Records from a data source

Content starts

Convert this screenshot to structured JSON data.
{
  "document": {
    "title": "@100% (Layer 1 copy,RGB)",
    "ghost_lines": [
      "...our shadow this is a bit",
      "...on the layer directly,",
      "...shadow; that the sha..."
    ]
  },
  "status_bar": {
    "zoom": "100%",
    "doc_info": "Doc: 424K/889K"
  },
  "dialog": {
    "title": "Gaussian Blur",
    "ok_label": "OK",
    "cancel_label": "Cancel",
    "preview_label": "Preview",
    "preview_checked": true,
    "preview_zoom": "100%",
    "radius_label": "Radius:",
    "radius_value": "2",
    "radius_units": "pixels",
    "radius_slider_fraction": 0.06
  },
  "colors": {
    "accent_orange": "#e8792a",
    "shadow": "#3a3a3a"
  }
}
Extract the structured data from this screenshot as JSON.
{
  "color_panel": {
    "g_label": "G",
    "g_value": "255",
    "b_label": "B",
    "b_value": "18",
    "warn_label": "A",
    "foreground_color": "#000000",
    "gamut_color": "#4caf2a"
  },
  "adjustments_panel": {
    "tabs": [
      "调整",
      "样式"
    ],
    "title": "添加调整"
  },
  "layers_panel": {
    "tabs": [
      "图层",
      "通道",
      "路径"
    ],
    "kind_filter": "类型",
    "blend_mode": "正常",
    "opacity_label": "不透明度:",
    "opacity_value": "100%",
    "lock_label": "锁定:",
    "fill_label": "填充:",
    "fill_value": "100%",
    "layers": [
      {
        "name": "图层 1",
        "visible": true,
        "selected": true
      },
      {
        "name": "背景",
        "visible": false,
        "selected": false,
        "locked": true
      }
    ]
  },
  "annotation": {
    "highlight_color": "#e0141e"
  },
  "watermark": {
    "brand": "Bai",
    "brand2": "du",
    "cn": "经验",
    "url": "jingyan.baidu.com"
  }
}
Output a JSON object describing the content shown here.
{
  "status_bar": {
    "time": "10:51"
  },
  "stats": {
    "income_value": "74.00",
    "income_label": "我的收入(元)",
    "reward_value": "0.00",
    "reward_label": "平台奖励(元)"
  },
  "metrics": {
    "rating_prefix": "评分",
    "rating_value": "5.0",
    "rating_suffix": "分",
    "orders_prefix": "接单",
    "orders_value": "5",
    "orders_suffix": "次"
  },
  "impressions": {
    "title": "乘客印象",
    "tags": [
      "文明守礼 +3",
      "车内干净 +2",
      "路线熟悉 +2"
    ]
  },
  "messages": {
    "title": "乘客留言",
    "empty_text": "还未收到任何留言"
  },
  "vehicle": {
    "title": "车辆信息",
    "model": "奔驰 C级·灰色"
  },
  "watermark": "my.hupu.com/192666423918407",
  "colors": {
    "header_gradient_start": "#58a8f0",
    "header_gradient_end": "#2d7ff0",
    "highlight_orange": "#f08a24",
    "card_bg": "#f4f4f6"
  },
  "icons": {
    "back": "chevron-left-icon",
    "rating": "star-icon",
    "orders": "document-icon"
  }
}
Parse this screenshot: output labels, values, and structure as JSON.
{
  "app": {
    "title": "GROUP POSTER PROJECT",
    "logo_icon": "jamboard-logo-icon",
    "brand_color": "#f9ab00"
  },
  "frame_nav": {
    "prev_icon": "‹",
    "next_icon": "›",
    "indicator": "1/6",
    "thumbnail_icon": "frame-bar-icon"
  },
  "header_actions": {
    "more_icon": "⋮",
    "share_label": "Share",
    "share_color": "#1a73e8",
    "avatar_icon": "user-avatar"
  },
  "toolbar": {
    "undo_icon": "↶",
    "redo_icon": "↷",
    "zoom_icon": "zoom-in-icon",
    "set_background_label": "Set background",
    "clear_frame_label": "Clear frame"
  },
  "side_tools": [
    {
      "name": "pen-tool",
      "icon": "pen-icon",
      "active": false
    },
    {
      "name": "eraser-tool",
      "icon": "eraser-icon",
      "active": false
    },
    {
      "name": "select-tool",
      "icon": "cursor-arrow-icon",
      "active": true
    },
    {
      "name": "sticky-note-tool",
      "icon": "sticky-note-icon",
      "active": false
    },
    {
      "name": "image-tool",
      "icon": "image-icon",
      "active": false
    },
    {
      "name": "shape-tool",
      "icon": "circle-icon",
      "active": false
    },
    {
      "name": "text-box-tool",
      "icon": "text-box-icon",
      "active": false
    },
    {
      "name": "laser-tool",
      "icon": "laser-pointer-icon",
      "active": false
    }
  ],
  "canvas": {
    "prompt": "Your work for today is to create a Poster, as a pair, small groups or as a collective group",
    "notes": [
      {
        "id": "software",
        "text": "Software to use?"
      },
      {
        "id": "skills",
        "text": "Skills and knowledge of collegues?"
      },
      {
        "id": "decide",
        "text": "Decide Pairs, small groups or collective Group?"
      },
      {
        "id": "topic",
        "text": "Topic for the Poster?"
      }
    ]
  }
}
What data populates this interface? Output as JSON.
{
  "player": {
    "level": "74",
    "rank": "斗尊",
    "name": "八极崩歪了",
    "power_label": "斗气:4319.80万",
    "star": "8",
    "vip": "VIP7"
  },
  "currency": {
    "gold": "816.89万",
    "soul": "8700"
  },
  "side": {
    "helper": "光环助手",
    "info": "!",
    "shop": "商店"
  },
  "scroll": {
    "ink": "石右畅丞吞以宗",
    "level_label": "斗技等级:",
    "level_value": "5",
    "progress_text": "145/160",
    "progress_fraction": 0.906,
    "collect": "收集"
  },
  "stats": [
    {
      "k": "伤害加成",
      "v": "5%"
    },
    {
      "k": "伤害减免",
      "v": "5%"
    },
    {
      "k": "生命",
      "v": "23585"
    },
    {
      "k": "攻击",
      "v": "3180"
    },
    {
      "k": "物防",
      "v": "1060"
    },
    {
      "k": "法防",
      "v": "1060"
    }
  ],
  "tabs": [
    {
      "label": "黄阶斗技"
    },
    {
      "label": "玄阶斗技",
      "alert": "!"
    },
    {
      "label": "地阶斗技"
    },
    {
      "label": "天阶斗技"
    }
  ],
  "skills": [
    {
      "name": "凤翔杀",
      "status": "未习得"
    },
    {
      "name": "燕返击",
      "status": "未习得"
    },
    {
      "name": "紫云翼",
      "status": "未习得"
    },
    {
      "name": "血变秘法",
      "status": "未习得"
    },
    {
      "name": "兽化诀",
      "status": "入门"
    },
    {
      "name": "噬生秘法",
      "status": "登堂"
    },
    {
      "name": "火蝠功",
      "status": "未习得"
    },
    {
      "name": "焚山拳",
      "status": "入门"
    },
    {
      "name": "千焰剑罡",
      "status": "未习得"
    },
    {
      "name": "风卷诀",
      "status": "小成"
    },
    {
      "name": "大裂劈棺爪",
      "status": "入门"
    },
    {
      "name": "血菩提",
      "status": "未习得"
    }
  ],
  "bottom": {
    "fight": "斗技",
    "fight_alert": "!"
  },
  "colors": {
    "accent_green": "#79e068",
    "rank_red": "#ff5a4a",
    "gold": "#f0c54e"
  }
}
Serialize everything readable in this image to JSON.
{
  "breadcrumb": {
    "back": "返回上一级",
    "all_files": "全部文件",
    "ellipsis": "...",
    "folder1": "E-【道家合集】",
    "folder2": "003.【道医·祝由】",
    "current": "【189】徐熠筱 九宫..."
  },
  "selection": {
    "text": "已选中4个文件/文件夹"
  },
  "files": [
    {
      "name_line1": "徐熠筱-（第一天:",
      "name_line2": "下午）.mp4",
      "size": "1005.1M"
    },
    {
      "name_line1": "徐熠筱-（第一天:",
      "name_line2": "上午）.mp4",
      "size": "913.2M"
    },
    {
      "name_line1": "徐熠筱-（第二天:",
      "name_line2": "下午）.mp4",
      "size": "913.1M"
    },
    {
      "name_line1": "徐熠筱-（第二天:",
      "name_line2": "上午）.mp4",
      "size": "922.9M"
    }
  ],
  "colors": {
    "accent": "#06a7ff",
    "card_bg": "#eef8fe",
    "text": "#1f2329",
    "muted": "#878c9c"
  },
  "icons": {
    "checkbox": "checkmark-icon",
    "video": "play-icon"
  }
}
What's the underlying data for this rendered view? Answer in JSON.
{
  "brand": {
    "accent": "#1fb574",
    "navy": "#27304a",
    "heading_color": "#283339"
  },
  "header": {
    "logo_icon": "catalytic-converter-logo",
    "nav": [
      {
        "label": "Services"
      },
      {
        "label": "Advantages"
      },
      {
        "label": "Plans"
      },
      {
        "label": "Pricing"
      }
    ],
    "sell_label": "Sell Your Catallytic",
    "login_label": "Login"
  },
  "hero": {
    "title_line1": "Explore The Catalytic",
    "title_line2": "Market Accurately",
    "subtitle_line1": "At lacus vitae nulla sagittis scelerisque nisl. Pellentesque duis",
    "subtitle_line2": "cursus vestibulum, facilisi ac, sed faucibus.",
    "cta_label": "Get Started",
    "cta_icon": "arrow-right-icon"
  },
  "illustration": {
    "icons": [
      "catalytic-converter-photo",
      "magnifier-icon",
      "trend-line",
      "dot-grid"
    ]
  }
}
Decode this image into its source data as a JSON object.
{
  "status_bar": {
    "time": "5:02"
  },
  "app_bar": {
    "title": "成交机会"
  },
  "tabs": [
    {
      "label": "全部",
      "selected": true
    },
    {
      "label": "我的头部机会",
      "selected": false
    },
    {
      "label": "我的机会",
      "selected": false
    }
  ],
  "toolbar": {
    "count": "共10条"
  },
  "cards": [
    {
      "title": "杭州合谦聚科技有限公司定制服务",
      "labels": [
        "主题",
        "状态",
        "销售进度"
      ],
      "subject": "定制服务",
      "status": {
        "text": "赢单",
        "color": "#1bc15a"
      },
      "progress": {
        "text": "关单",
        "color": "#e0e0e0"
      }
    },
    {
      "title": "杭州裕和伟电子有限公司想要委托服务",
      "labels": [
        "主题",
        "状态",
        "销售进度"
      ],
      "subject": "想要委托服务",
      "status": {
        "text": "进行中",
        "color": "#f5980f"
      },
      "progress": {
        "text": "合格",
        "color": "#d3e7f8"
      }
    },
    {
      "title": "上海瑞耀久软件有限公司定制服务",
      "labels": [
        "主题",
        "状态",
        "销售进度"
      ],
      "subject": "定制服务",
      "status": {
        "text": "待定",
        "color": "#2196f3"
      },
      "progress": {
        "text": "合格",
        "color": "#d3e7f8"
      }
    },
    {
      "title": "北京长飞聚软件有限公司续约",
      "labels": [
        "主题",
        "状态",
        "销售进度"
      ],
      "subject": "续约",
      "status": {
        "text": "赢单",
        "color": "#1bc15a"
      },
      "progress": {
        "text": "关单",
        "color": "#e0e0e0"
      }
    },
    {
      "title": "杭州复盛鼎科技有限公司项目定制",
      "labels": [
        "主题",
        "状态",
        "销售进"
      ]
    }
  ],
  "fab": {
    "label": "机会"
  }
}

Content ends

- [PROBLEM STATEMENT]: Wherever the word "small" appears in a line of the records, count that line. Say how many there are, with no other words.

- [WRITTEN RESPONSE]: 2